Of the three, Wennberg and Anderson have made the biggest impact this season.

Wennberg, 22, has done a terrific job filling the hole left at center from the Ryan JohansenSeth Jones trade. The 14th overall pick in ’13 leads the team in assists this year, with 42, and sits second in scoring with 54 points.

“He’s been probably one of our best play-makers,” Tortorella said of Wenneberg, per NHL.com. “When you talk play-makers, everyone thinks offense, but coming out of our end zone, too, he makes plays. He’s not an off-the-glass guy. He wants to try to make a play so we keep possession. For such a young man, I just love his poise, and that’s what you need. You can’t be afraid to make a play and he has shown that.”

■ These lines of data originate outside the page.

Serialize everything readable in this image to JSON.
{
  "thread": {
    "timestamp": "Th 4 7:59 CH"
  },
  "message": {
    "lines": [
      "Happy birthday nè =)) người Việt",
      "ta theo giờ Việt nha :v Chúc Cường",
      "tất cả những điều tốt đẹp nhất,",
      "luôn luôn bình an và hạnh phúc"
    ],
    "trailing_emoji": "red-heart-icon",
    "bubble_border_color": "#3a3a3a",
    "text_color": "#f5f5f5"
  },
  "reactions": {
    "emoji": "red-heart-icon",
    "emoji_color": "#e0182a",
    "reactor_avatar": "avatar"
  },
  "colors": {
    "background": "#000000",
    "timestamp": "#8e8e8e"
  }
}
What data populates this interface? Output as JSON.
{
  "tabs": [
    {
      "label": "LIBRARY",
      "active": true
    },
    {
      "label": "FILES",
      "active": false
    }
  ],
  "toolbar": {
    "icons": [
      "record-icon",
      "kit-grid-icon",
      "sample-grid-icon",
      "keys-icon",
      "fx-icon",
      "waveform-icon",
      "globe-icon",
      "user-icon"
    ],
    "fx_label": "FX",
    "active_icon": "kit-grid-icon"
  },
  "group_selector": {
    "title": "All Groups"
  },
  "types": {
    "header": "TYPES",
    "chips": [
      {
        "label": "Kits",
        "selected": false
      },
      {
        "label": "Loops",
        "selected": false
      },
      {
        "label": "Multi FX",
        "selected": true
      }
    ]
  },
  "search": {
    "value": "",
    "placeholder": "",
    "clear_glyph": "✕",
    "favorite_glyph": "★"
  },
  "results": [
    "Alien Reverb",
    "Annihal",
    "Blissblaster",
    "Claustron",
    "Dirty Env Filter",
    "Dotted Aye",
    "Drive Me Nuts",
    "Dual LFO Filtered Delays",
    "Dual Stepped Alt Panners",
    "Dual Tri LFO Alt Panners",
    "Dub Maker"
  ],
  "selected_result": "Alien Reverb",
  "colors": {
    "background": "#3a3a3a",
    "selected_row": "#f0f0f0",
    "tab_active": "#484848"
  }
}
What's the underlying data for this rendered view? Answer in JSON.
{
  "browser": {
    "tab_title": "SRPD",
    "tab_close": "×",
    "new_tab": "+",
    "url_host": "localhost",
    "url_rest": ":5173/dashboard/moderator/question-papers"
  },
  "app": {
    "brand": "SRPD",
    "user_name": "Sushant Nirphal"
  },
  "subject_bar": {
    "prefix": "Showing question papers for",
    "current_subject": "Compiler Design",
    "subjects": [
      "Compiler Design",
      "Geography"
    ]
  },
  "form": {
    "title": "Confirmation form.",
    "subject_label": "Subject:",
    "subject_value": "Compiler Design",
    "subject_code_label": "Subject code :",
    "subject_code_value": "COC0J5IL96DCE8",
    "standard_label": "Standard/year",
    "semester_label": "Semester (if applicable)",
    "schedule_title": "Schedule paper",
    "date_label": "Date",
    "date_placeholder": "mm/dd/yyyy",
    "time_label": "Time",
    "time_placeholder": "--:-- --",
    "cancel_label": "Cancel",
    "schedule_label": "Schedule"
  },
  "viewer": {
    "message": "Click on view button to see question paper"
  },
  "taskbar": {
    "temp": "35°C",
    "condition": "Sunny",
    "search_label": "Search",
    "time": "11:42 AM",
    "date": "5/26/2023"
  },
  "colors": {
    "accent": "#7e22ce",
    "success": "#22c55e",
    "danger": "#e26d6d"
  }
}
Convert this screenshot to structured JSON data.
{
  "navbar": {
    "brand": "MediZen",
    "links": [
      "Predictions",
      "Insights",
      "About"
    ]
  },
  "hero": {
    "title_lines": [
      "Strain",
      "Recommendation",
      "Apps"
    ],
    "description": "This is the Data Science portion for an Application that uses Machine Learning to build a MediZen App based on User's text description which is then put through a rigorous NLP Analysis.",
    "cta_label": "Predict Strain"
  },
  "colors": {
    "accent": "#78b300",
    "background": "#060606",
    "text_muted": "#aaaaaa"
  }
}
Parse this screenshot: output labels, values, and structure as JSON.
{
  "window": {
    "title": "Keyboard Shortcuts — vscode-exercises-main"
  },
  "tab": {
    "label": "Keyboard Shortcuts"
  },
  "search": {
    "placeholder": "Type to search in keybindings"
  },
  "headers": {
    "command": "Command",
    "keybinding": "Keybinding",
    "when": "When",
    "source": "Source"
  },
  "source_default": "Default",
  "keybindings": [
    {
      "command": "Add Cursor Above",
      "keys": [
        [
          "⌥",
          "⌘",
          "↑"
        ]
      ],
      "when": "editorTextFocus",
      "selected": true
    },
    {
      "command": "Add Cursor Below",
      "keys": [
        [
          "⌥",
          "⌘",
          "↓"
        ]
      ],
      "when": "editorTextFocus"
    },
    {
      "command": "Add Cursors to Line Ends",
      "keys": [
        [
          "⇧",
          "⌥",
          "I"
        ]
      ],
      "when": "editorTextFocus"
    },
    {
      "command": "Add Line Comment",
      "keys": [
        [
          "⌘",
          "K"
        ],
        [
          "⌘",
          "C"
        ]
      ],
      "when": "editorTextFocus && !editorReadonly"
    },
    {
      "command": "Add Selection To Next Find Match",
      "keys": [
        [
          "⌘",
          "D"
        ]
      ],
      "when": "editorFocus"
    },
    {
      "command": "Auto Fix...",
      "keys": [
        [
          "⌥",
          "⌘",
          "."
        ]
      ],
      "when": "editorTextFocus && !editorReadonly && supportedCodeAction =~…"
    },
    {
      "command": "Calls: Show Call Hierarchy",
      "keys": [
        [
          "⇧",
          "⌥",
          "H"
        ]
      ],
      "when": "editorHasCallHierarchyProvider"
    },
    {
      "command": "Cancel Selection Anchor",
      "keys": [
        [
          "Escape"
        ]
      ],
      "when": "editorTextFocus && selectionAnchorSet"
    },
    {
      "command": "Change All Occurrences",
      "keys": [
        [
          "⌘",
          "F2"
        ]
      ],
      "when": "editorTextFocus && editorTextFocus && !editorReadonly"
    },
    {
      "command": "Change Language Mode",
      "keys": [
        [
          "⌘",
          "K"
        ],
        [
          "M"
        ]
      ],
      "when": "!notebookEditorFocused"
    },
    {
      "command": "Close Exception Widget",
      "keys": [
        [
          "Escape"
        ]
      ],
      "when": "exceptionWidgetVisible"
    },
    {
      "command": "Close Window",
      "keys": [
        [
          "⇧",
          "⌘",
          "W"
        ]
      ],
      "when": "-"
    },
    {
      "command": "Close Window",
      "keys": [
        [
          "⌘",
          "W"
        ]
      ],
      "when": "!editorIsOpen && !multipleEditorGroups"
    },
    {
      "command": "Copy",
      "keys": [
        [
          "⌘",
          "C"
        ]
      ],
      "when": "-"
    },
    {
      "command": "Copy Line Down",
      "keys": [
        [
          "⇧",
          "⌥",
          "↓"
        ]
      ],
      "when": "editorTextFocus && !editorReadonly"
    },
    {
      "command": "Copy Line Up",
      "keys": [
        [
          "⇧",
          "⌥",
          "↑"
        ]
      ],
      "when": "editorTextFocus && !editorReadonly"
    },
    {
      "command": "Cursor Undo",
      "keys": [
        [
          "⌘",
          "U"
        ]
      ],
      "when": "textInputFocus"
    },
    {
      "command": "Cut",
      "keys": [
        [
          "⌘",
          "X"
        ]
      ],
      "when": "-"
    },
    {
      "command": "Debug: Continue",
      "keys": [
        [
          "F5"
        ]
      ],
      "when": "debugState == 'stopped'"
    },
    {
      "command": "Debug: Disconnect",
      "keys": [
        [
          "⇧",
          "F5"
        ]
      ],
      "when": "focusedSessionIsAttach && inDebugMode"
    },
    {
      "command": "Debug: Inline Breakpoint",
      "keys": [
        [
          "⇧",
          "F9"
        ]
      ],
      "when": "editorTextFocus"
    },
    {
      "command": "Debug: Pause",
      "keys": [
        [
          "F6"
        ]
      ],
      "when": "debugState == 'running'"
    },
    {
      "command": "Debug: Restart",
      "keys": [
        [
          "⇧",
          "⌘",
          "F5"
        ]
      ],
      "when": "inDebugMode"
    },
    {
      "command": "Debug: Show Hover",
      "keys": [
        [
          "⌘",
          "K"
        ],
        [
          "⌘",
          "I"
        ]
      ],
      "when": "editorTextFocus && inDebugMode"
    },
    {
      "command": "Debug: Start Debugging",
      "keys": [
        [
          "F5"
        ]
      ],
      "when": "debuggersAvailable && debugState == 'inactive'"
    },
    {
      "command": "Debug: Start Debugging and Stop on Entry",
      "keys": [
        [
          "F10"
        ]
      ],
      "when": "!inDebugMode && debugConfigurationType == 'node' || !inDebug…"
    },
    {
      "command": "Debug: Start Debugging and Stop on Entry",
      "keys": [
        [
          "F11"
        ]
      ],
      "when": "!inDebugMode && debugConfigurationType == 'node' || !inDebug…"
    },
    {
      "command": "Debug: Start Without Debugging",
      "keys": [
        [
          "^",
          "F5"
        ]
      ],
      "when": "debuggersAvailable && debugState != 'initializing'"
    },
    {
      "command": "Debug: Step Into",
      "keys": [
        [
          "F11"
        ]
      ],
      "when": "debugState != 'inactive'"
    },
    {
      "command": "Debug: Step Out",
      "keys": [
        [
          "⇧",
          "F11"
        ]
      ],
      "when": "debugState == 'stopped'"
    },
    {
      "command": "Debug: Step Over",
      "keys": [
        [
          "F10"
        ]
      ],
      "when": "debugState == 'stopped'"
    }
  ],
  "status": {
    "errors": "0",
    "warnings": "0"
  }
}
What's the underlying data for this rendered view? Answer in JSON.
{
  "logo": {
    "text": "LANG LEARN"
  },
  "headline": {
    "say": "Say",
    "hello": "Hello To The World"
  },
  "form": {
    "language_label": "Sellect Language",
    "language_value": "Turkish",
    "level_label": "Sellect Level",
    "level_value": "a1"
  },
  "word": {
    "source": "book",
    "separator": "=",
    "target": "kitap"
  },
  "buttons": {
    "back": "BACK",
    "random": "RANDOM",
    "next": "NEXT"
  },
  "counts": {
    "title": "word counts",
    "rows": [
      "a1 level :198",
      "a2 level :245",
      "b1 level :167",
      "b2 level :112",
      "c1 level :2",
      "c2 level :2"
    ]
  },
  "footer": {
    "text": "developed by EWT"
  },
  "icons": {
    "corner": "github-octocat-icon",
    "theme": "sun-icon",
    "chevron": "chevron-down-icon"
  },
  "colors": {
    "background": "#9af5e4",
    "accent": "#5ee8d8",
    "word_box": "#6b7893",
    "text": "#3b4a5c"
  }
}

Anderson, also 22, has made a major impact in his first fulls season with the Jackets. He’s found the back of the net 16 times — more than Henrik Zetterberg, Nathan MacKinnon, Claude Giroux, Corey Perry and Ryan Getzlaf — and has been a physical presence, sitting third on the team with 119 hits.

Korpisalo’s had a smaller role this season, though that has to do with the heavy workload shouldered by No. 1 netminder Sergei Bobrovsky (and the fact now-Maple Leaf Curtis McElhinney spent time as the backup). But the organization is high on Korpisalo who, at 22, projects to be a potential goalie of the future.

It’s fair to suggest Wennberg will get the biggest raise this summer. The question will be if the club tries to sign him to a bridge deal, like it did with Boone Jenner, or negotiate a long-term deal, like it did with Jones.

Kekalainen also has a few UFAs to make decisions on, with the most interesting being Sam Gagner. Signed on the cheap last summer — one year, $650,000 — he’s done an excellent job of reviving his career, notching 18 goals and 44 points through 70 games.